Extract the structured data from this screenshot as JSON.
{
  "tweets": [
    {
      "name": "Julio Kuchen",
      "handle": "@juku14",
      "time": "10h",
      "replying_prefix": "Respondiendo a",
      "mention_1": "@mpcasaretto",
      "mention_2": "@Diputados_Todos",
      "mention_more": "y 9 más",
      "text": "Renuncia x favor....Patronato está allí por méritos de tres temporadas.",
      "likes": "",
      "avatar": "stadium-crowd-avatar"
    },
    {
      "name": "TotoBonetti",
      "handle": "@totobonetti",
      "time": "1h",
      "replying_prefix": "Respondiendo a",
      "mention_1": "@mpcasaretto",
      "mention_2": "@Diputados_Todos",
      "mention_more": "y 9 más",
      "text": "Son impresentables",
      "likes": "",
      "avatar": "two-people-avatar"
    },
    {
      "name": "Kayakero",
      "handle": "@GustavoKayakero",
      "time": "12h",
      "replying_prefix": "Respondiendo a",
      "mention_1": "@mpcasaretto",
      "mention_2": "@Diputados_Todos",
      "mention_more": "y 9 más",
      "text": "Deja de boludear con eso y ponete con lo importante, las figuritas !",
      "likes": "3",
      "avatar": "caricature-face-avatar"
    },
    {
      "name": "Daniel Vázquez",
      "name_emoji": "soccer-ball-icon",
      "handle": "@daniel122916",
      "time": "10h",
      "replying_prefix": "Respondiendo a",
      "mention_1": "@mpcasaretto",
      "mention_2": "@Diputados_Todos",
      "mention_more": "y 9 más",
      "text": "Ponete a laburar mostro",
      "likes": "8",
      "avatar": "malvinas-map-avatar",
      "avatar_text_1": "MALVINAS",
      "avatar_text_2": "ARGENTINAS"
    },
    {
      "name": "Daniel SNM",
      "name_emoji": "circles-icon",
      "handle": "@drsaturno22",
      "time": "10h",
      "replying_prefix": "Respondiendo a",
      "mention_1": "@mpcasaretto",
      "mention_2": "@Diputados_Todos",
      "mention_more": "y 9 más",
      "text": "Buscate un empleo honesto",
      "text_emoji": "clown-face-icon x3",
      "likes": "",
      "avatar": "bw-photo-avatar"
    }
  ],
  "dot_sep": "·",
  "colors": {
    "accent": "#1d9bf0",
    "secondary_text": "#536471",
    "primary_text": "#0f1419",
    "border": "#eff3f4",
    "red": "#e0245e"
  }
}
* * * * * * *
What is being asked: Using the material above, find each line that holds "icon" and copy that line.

The answer:
      "name_emoji": "soccer-ball-icon",
      "name_emoji": "circles-icon",
      "text_emoji": "clown-face-icon x3",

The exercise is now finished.